Entries from a dataset of interfaces:
_ _ _
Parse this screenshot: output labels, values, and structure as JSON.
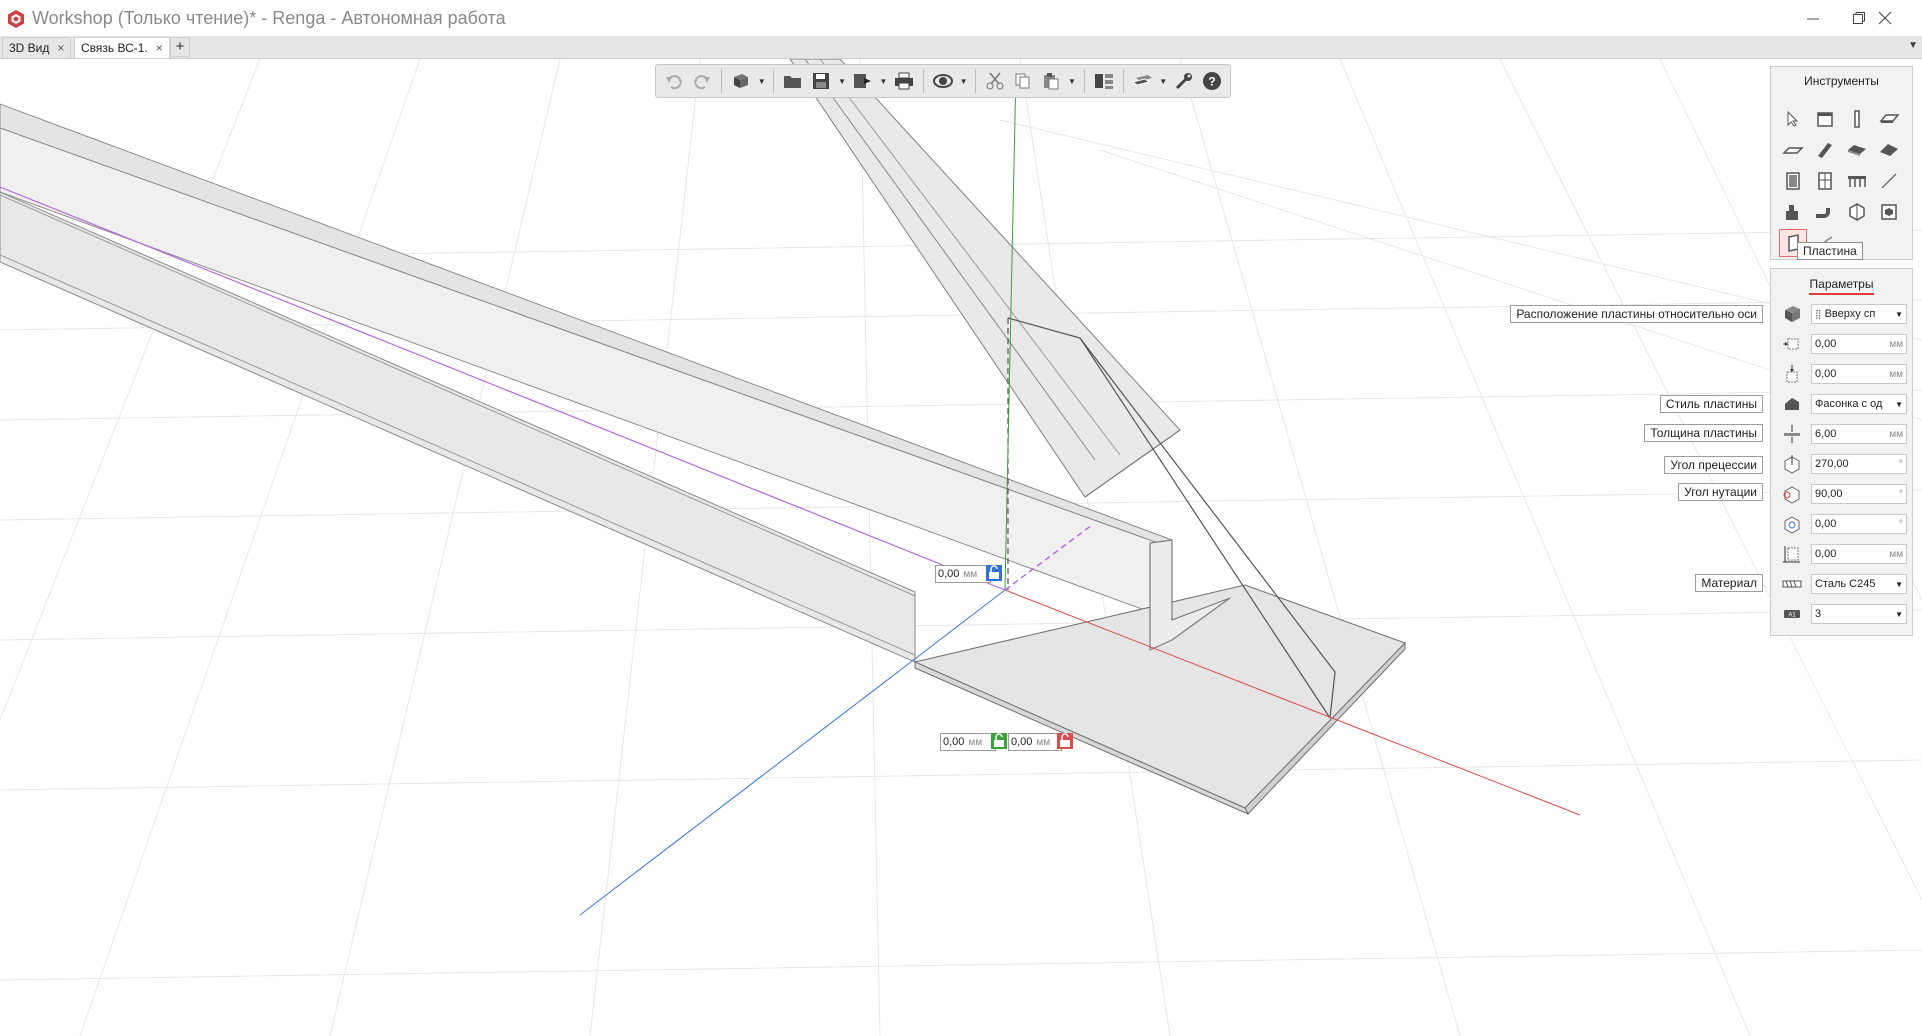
{
  "window": {
    "title": "Workshop (Только чтение)* - Renga - Автономная работа",
    "colors": {
      "title_text": "#8a8a8a",
      "accent_red": "#e03c3c"
    }
  },
  "tabs": [
    {
      "label": "3D Вид",
      "active": false
    },
    {
      "label": "Связь ВС-1.",
      "active": true
    }
  ],
  "toolbar": {
    "icons": [
      "undo-icon",
      "redo-icon",
      "view-cube-icon",
      "open-folder-icon",
      "save-icon",
      "export-icon",
      "print-icon",
      "orbit-icon",
      "cut-icon",
      "copy-icon",
      "paste-icon",
      "layers-icon",
      "views-icon",
      "wrench-icon",
      "help-icon"
    ]
  },
  "tools_panel": {
    "title": "Инструменты",
    "tooltip": "Пластина",
    "items": [
      "select",
      "wall",
      "column",
      "slab",
      "floor",
      "beam",
      "stair",
      "roof",
      "door",
      "window",
      "railing",
      "line",
      "equipment",
      "pipe",
      "element",
      "assembly",
      "plate",
      "rib"
    ]
  },
  "params_panel": {
    "title": "Параметры",
    "rows": [
      {
        "label": "Расположение пластины относительно оси",
        "value": "Вверху сп",
        "unit": "",
        "dropdown": true,
        "icon": "plate-position-icon"
      },
      {
        "label": "",
        "value": "0,00",
        "unit": "мм",
        "dropdown": false,
        "icon": "offset-x-icon"
      },
      {
        "label": "",
        "value": "0,00",
        "unit": "мм",
        "dropdown": false,
        "icon": "offset-y-icon"
      },
      {
        "label": "Стиль пластины",
        "value": "Фасонка с од",
        "unit": "",
        "dropdown": true,
        "icon": "plate-style-icon"
      },
      {
        "label": "Толщина пластины",
        "value": "6,00",
        "unit": "мм",
        "dropdown": false,
        "icon": "thickness-icon"
      },
      {
        "label": "Угол прецессии",
        "value": "270,00",
        "unit": "°",
        "dropdown": false,
        "icon": "precession-icon"
      },
      {
        "label": "Угол нутации",
        "value": "90,00",
        "unit": "°",
        "dropdown": false,
        "icon": "nutation-icon"
      },
      {
        "label": "",
        "value": "0,00",
        "unit": "°",
        "dropdown": false,
        "icon": "rotation-icon"
      },
      {
        "label": "",
        "value": "0,00",
        "unit": "мм",
        "dropdown": false,
        "icon": "elevation-icon"
      },
      {
        "label": "Материал",
        "value": "Сталь С245",
        "unit": "",
        "dropdown": true,
        "icon": "material-icon"
      },
      {
        "label": "",
        "value": "3",
        "unit": "",
        "dropdown": true,
        "icon": "mark-icon"
      }
    ]
  },
  "viewport_inputs": {
    "z": {
      "value": "0,00",
      "unit": "мм"
    },
    "y": {
      "value": "0,00",
      "unit": "мм"
    },
    "x": {
      "value": "0,00",
      "unit": "мм"
    }
  }
}
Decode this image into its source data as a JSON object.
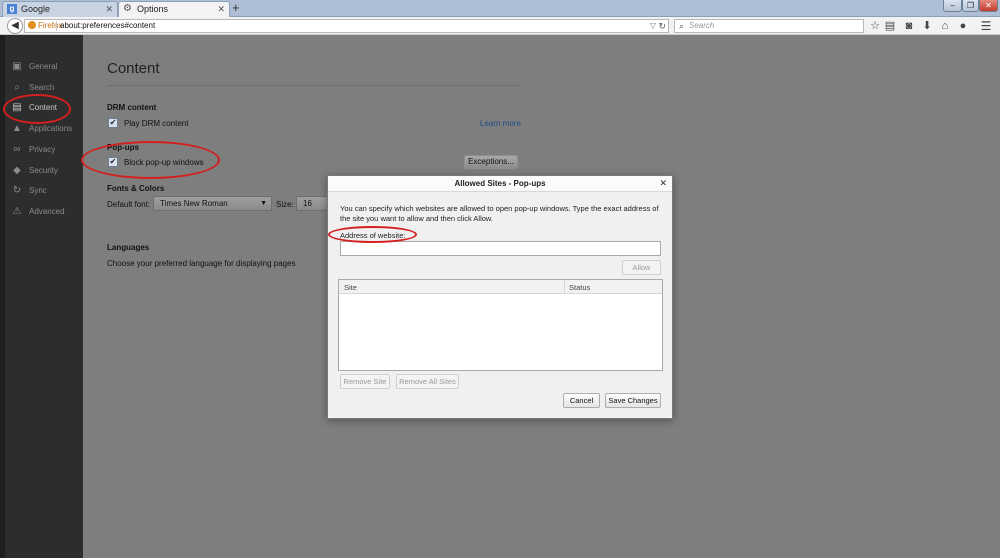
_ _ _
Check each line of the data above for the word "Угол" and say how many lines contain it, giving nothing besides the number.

2